Work task
Reproduce all records word for word.

Records supplied
◆ ◆ ◆ ◆ ◆

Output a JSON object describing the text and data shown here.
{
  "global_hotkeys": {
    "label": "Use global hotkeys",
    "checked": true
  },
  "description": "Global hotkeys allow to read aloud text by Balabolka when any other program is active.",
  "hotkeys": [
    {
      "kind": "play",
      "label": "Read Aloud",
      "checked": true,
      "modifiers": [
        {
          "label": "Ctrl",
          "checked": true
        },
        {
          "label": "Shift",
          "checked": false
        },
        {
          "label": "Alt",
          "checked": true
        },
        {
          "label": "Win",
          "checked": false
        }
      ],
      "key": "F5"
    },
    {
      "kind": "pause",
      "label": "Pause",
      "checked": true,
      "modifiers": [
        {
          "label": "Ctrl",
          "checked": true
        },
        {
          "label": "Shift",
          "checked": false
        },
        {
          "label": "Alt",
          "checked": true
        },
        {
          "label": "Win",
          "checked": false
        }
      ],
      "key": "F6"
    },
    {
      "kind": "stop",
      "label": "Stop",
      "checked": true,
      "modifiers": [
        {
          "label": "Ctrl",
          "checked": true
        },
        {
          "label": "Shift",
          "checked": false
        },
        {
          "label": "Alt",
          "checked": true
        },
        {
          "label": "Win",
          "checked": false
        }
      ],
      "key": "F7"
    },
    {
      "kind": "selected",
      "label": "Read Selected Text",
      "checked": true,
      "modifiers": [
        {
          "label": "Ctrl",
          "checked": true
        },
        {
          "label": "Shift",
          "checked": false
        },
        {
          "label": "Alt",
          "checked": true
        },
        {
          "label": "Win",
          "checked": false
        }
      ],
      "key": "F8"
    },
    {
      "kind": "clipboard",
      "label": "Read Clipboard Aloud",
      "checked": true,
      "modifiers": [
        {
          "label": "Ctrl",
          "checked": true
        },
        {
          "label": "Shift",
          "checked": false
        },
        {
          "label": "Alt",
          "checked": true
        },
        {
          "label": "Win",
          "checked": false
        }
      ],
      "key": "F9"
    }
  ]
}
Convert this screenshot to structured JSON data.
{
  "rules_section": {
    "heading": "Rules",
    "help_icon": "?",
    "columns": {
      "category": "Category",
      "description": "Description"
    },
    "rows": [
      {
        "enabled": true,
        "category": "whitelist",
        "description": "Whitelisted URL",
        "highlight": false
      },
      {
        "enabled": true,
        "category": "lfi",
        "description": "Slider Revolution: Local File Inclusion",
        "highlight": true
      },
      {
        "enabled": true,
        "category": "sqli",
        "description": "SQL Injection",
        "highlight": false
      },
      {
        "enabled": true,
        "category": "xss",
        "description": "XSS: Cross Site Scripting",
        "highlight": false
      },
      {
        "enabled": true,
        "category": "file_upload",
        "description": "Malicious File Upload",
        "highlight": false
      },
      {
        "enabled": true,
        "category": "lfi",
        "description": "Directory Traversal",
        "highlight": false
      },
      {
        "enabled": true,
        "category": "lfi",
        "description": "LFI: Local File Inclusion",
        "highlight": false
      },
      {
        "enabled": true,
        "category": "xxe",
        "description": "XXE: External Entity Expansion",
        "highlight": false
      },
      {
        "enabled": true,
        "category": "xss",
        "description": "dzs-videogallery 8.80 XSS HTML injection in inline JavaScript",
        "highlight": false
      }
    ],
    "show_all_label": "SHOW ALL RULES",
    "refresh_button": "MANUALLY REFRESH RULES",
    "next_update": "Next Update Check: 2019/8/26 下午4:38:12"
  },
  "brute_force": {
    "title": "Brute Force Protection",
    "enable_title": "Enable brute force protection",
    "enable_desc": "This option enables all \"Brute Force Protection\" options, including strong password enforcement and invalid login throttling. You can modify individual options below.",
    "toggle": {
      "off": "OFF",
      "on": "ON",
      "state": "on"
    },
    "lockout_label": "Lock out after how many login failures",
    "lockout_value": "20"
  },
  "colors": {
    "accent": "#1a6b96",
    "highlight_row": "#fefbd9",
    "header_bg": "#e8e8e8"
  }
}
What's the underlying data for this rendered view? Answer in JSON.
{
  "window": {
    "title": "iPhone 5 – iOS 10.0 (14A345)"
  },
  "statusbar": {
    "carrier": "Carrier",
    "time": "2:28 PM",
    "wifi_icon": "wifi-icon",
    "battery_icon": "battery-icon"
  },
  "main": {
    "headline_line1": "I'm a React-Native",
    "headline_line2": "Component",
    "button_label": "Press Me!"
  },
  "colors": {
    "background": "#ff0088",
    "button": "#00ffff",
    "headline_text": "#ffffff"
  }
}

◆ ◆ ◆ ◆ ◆

Output of the task
Output a JSON object describing the text and data shown here.
{
  "global_hotkeys": {
    "label": "Use global hotkeys",
    "checked": true
  },
  "description": "Global hotkeys allow to read aloud text by Balabolka when any other program is active.",
  "hotkeys": [
    {
      "kind": "play",
      "label": "Read Aloud",
      "checked": true,
      "modifiers": [
        {
          "label": "Ctrl",
          "checked": true
        },
        {
          "label": "Shift",
          "checked": false
        },
        {
          "label": "Alt",
          "checked": true
        },
        {
          "label": "Win",
          "checked": false
        }
      ],
      "key": "F5"
    },
    {
      "kind": "pause",
      "label": "Pause",
      "checked": true,
      "modifiers": [
        {
          "label": "Ctrl",
          "checked": true
        },
        {
          "label": "Shift",
          "checked": false
        },
        {
          "label": "Alt",
          "checked": true
        },
        {
          "label": "Win",
          "checked": false
        }
      ],
      "key": "F6"
    },
    {
      "kind": "stop",
      "label": "Stop",
      "checked": true,
      "modifiers": [
        {
          "label": "Ctrl",
          "checked": true
        },
        {
          "label": "Shift",
          "checked": false
        },
        {
          "label": "Alt",
          "checked": true
        },
        {
          "label": "Win",
          "checked": false
        }
      ],
      "key": "F7"
    },
    {
      "kind": "selected",
      "label": "Read Selected Text",
      "checked": true,
      "modifiers": [
        {
          "label": "Ctrl",
          "checked": true
        },
        {
          "label": "Shift",
          "checked": false
        },
        {
          "label": "Alt",
          "checked": true
        },
        {
          "label": "Win",
          "checked": false
        }
      ],
      "key": "F8"
    },
    {
      "kind": "clipboard",
      "label": "Read Clipboard Aloud",
      "checked": true,
      "modifiers": [
        {
          "label": "Ctrl",
          "checked": true
        },
        {
          "label": "Shift",
          "checked": false
        },
        {
          "label": "Alt",
          "checked": true
        },
        {
          "label": "Win",
          "checked": false
        }
      ],
      "key": "F9"
    }
  ]
}
Convert this screenshot to structured JSON data.
{
  "rules_section": {
    "heading": "Rules",
    "help_icon": "?",
    "columns": {
      "category": "Category",
      "description": "Description"
    },
    "rows": [
      {
        "enabled": true,
        "category": "whitelist",
        "description": "Whitelisted URL",
        "highlight": false
      },
      {
        "enabled": true,
        "category": "lfi",
        "description": "Slider Revolution: Local File Inclusion",
        "highlight": true
      },
      {
        "enabled": true,
        "category": "sqli",
        "description": "SQL Injection",
        "highlight": false
      },
      {
        "enabled": true,
        "category": "xss",
        "description": "XSS: Cross Site Scripting",
        "highlight": false
      },
      {
        "enabled": true,
        "category": "file_upload",
        "description": "Malicious File Upload",
        "highlight": false
      },
      {
        "enabled": true,
        "category": "lfi",
        "description": "Directory Traversal",
        "highlight": false
      },
      {
        "enabled": true,
        "category": "lfi",
        "description": "LFI: Local File Inclusion",
        "highlight": false
      },
      {
        "enabled": true,
        "category": "xxe",
        "description": "XXE: External Entity Expansion",
        "highlight": false
      },
      {
        "enabled": true,
        "category": "xss",
        "description": "dzs-videogallery 8.80 XSS HTML injection in inline JavaScript",
        "highlight": false
      }
    ],
    "show_all_label": "SHOW ALL RULES",
    "refresh_button": "MANUALLY REFRESH RULES",
    "next_update": "Next Update Check: 2019/8/26 下午4:38:12"
  },
  "brute_force": {
    "title": "Brute Force Protection",
    "enable_title": "Enable brute force protection",
    "enable_desc": "This option enables all \"Brute Force Protection\" options, including strong password enforcement and invalid login throttling. You can modify individual options below.",
    "toggle": {
      "off": "OFF",
      "on": "ON",
      "state": "on"
    },
    "lockout_label": "Lock out after how many login failures",
    "lockout_value": "20"
  },
  "colors": {
    "accent": "#1a6b96",
    "highlight_row": "#fefbd9",
    "header_bg": "#e8e8e8"
  }
}
What's the underlying data for this rendered view? Answer in JSON.
{
  "window": {
    "title": "iPhone 5 – iOS 10.0 (14A345)"
  },
  "statusbar": {
    "carrier": "Carrier",
    "time": "2:28 PM",
    "wifi_icon": "wifi-icon",
    "battery_icon": "battery-icon"
  },
  "main": {
    "headline_line1": "I'm a React-Native",
    "headline_line2": "Component",
    "button_label": "Press Me!"
  },
  "colors": {
    "background": "#ff0088",
    "button": "#00ffff",
    "headline_text": "#ffffff"
  }
}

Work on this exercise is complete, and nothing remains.